>>>>>

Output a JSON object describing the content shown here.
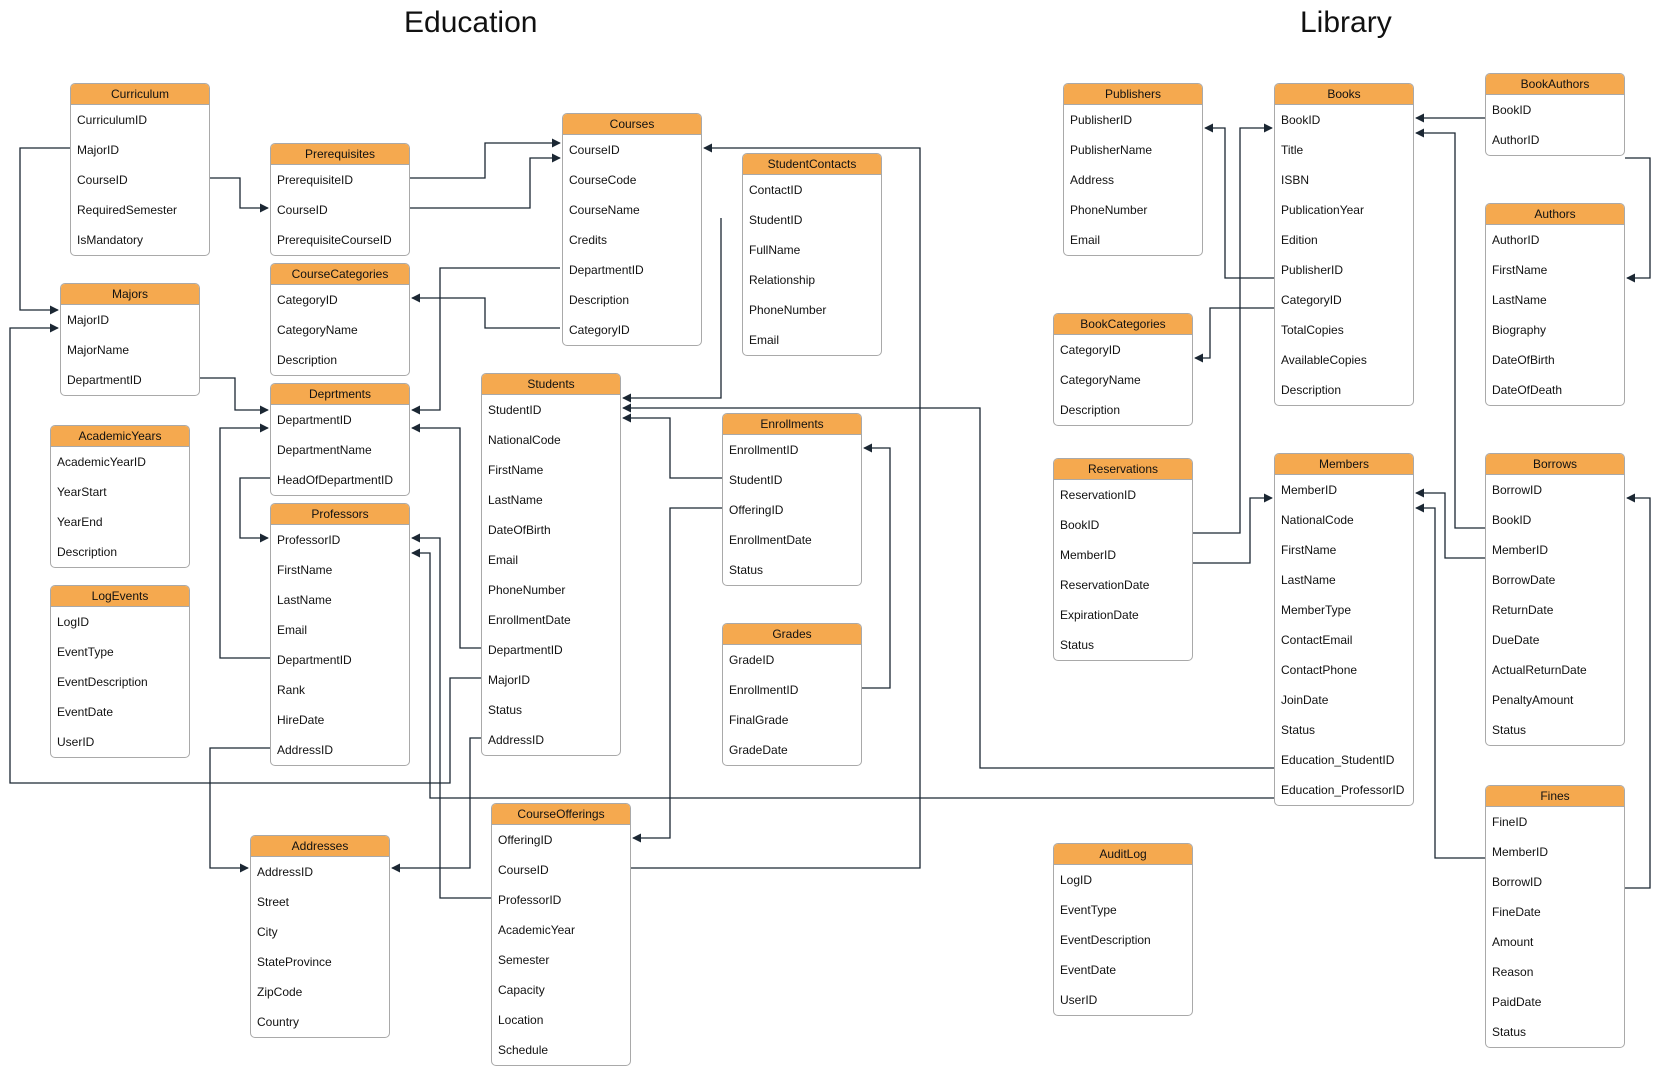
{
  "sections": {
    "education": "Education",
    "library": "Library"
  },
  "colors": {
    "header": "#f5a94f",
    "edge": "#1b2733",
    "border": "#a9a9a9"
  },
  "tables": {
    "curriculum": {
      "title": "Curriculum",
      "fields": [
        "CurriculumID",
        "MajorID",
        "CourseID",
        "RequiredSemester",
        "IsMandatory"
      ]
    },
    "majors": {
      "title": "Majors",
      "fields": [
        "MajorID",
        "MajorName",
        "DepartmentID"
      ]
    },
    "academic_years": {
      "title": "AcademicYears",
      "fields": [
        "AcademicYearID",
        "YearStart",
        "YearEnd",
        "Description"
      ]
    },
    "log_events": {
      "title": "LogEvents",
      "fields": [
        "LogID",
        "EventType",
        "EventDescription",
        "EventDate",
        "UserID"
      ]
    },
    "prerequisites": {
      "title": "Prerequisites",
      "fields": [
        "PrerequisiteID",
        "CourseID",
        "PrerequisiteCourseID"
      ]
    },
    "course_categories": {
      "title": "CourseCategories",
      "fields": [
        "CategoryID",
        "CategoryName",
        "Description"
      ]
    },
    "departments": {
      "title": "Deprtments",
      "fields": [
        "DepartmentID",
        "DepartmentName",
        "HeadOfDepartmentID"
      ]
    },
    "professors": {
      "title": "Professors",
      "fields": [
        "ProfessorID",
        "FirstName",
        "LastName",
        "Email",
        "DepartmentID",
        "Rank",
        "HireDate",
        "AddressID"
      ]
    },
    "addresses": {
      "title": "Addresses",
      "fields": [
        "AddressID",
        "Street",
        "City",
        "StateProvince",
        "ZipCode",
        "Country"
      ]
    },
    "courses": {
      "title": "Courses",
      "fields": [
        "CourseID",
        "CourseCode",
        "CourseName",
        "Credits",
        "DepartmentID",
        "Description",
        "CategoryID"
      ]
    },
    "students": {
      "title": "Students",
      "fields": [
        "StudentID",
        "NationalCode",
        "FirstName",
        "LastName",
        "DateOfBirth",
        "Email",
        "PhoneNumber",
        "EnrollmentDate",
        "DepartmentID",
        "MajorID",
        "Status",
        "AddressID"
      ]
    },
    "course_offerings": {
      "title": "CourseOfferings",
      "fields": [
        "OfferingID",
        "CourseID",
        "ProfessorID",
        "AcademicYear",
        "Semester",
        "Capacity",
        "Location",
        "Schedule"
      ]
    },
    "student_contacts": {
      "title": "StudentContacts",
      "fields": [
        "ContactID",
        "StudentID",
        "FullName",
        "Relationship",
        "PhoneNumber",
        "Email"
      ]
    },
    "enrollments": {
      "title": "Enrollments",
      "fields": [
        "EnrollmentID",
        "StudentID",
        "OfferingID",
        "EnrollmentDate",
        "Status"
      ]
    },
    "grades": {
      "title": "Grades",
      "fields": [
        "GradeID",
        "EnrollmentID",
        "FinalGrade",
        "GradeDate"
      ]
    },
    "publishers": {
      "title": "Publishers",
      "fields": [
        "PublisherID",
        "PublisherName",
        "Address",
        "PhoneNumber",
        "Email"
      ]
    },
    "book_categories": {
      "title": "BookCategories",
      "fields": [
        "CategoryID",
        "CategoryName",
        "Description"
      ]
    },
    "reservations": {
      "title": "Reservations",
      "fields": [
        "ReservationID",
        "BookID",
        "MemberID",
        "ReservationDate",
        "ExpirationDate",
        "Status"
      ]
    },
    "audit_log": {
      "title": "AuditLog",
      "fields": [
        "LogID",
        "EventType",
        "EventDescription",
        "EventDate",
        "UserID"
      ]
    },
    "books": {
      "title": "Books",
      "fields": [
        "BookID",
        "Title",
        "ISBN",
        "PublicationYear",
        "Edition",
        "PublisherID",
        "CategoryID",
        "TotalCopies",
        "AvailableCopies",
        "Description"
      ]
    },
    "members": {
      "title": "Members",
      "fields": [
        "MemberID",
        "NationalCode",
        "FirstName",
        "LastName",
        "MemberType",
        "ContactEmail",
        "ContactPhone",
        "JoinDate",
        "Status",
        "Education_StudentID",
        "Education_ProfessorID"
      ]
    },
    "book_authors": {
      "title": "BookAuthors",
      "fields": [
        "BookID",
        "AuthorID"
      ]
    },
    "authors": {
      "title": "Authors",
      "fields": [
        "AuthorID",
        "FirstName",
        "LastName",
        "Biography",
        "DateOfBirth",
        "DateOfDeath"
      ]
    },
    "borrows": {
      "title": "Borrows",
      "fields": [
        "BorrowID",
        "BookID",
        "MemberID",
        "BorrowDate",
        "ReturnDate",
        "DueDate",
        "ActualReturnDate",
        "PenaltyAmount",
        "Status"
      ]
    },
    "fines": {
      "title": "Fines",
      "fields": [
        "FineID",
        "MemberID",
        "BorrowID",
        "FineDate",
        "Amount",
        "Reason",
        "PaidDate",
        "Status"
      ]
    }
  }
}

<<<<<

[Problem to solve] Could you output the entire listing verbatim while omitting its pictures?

[Result of this exercise]
Output a JSON object describing the content shown here.
{
  "sections": {
    "education": "Education",
    "library": "Library"
  },
  "colors": {
    "header": "#f5a94f",
    "edge": "#1b2733",
    "border": "#a9a9a9"
  },
  "tables": {
    "curriculum": {
      "title": "Curriculum",
      "fields": [
        "CurriculumID",
        "MajorID",
        "CourseID",
        "RequiredSemester",
        "IsMandatory"
      ]
    },
    "majors": {
      "title": "Majors",
      "fields": [
        "MajorID",
        "MajorName",
        "DepartmentID"
      ]
    },
    "academic_years": {
      "title": "AcademicYears",
      "fields": [
        "AcademicYearID",
        "YearStart",
        "YearEnd",
        "Description"
      ]
    },
    "log_events": {
      "title": "LogEvents",
      "fields": [
        "LogID",
        "EventType",
        "EventDescription",
        "EventDate",
        "UserID"
      ]
    },
    "prerequisites": {
      "title": "Prerequisites",
      "fields": [
        "PrerequisiteID",
        "CourseID",
        "PrerequisiteCourseID"
      ]
    },
    "course_categories": {
      "title": "CourseCategories",
      "fields": [
        "CategoryID",
        "CategoryName",
        "Description"
      ]
    },
    "departments": {
      "title": "Deprtments",
      "fields": [
        "DepartmentID",
        "DepartmentName",
        "HeadOfDepartmentID"
      ]
    },
    "professors": {
      "title": "Professors",
      "fields": [
        "ProfessorID",
        "FirstName",
        "LastName",
        "Email",
        "DepartmentID",
        "Rank",
        "HireDate",
        "AddressID"
      ]
    },
    "addresses": {
      "title": "Addresses",
      "fields": [
        "AddressID",
        "Street",
        "City",
        "StateProvince",
        "ZipCode",
        "Country"
      ]
    },
    "courses": {
      "title": "Courses",
      "fields": [
        "CourseID",
        "CourseCode",
        "CourseName",
        "Credits",
        "DepartmentID",
        "Description",
        "CategoryID"
      ]
    },
    "students": {
      "title": "Students",
      "fields": [
        "StudentID",
        "NationalCode",
        "FirstName",
        "LastName",
        "DateOfBirth",
        "Email",
        "PhoneNumber",
        "EnrollmentDate",
        "DepartmentID",
        "MajorID",
        "Status",
        "AddressID"
      ]
    },
    "course_offerings": {
      "title": "CourseOfferings",
      "fields": [
        "OfferingID",
        "CourseID",
        "ProfessorID",
        "AcademicYear",
        "Semester",
        "Capacity",
        "Location",
        "Schedule"
      ]
    },
    "student_contacts": {
      "title": "StudentContacts",
      "fields": [
        "ContactID",
        "StudentID",
        "FullName",
        "Relationship",
        "PhoneNumber",
        "Email"
      ]
    },
    "enrollments": {
      "title": "Enrollments",
      "fields": [
        "EnrollmentID",
        "StudentID",
        "OfferingID",
        "EnrollmentDate",
        "Status"
      ]
    },
    "grades": {
      "title": "Grades",
      "fields": [
        "GradeID",
        "EnrollmentID",
        "FinalGrade",
        "GradeDate"
      ]
    },
    "publishers": {
      "title": "Publishers",
      "fields": [
        "PublisherID",
        "PublisherName",
        "Address",
        "PhoneNumber",
        "Email"
      ]
    },
    "book_categories": {
      "title": "BookCategories",
      "fields": [
        "CategoryID",
        "CategoryName",
        "Description"
      ]
    },
    "reservations": {
      "title": "Reservations",
      "fields": [
        "ReservationID",
        "BookID",
        "MemberID",
        "ReservationDate",
        "ExpirationDate",
        "Status"
      ]
    },
    "audit_log": {
      "title": "AuditLog",
      "fields": [
        "LogID",
        "EventType",
        "EventDescription",
        "EventDate",
        "UserID"
      ]
    },
    "books": {
      "title": "Books",
      "fields": [
        "BookID",
        "Title",
        "ISBN",
        "PublicationYear",
        "Edition",
        "PublisherID",
        "CategoryID",
        "TotalCopies",
        "AvailableCopies",
        "Description"
      ]
    },
    "members": {
      "title": "Members",
      "fields": [
        "MemberID",
        "NationalCode",
        "FirstName",
        "LastName",
        "MemberType",
        "ContactEmail",
        "ContactPhone",
        "JoinDate",
        "Status",
        "Education_StudentID",
        "Education_ProfessorID"
      ]
    },
    "book_authors": {
      "title": "BookAuthors",
      "fields": [
        "BookID",
        "AuthorID"
      ]
    },
    "authors": {
      "title": "Authors",
      "fields": [
        "AuthorID",
        "FirstName",
        "LastName",
        "Biography",
        "DateOfBirth",
        "DateOfDeath"
      ]
    },
    "borrows": {
      "title": "Borrows",
      "fields": [
        "BorrowID",
        "BookID",
        "MemberID",
        "BorrowDate",
        "ReturnDate",
        "DueDate",
        "ActualReturnDate",
        "PenaltyAmount",
        "Status"
      ]
    },
    "fines": {
      "title": "Fines",
      "fields": [
        "FineID",
        "MemberID",
        "BorrowID",
        "FineDate",
        "Amount",
        "Reason",
        "PaidDate",
        "Status"
      ]
    }
  }
}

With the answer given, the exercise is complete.